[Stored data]
_ _ _ _ _

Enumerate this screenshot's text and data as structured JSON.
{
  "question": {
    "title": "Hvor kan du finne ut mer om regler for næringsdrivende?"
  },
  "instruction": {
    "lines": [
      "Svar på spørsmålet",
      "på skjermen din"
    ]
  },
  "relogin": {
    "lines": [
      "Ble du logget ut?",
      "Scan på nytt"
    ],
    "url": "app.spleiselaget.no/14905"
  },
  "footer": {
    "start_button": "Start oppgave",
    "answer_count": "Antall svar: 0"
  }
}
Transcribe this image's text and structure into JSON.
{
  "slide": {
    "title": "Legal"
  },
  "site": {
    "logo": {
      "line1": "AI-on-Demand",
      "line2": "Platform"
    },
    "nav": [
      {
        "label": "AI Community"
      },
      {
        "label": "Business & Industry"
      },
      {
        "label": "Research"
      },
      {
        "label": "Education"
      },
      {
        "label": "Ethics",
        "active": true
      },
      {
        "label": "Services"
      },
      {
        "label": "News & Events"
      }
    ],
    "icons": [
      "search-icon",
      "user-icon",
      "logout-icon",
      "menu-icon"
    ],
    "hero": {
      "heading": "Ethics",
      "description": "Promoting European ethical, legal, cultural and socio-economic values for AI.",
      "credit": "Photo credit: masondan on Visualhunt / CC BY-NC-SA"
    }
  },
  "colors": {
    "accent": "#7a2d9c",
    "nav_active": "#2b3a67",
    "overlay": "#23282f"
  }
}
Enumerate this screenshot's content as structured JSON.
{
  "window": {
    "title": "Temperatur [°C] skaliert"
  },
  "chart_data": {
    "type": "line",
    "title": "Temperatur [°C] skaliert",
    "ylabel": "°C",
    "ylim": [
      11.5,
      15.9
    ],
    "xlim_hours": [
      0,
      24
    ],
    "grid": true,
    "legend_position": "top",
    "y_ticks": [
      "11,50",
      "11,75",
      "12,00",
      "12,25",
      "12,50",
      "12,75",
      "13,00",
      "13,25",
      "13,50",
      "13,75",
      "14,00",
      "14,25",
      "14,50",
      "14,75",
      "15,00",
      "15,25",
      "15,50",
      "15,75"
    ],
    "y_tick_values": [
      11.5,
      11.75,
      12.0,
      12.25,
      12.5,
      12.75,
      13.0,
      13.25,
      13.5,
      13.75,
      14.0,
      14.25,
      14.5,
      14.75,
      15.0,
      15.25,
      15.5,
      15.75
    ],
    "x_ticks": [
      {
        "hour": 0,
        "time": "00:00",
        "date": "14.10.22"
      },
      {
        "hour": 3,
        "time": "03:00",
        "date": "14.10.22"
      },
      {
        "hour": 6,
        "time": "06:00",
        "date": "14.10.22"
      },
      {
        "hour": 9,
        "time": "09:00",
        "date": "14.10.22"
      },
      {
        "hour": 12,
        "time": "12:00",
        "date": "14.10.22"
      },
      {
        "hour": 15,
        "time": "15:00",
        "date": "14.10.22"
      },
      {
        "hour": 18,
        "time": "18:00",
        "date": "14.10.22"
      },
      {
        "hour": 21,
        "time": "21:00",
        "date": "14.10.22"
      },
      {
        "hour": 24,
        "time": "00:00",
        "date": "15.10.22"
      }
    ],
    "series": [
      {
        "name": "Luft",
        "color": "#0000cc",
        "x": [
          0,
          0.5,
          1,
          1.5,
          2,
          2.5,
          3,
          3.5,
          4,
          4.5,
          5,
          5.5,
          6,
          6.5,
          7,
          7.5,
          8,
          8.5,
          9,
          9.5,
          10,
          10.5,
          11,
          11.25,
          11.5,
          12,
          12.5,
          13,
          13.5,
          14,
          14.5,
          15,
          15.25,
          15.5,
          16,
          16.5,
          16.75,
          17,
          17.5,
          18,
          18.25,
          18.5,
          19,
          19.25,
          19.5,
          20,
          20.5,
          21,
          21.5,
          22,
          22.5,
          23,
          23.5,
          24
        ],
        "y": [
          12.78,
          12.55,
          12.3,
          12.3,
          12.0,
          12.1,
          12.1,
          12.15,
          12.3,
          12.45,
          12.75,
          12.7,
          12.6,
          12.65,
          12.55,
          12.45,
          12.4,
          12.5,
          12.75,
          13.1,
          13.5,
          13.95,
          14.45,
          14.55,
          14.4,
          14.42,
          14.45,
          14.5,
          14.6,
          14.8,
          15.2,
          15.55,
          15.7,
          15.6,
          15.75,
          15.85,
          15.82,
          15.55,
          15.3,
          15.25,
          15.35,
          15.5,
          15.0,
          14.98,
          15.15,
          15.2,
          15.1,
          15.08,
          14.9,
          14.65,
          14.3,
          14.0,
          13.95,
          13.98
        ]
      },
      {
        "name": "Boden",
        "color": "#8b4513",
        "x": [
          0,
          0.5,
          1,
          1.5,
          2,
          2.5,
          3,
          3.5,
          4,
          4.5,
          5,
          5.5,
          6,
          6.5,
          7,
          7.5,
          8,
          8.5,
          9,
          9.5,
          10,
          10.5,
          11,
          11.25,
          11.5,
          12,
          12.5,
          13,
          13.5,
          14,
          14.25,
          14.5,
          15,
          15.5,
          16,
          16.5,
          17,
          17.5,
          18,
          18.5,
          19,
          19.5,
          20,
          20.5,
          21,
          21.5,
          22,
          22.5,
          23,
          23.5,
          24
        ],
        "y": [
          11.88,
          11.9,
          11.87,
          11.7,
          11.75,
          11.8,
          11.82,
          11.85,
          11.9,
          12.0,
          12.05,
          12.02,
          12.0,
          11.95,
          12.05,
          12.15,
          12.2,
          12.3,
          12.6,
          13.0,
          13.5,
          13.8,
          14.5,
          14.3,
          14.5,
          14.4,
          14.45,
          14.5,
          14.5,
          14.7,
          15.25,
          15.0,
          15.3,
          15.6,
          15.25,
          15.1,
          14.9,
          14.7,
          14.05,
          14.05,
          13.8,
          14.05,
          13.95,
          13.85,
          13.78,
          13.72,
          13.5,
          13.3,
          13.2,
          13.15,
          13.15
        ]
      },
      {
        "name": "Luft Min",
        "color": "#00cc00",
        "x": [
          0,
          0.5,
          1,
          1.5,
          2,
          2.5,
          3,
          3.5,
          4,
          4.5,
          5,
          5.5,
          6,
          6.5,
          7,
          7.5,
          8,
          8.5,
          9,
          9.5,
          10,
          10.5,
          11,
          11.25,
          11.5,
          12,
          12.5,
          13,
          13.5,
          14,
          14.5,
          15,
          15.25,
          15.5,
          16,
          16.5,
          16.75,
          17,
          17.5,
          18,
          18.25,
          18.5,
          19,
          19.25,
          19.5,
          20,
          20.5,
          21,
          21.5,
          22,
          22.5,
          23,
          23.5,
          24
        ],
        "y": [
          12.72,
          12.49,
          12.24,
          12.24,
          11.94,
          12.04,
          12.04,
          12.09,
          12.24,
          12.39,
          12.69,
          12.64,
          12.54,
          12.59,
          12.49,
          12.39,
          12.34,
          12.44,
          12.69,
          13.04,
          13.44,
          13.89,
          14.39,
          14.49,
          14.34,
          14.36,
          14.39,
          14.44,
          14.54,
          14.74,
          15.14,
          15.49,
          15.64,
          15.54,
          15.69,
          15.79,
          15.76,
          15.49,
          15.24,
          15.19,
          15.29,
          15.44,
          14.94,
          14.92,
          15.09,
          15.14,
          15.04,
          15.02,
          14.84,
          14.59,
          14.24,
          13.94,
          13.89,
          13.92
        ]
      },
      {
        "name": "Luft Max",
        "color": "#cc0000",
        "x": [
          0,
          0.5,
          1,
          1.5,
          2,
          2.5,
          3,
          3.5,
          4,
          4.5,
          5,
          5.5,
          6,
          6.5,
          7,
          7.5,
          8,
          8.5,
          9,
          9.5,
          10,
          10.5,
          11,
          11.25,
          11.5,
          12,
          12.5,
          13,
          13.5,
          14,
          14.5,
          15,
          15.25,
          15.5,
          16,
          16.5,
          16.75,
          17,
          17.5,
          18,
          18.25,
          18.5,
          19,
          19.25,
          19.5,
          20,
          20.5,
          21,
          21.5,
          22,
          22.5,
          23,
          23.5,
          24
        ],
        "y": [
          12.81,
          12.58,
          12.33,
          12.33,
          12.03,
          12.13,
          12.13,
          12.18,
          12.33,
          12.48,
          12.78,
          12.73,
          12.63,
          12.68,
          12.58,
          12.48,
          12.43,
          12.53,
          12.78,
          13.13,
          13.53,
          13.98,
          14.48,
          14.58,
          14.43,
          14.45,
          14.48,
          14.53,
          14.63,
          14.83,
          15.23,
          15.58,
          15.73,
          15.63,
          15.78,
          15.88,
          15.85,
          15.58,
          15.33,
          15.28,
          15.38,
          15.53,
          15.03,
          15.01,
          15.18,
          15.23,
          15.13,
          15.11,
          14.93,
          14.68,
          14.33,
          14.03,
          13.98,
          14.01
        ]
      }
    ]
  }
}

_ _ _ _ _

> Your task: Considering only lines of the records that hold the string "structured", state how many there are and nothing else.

> Your solution: 2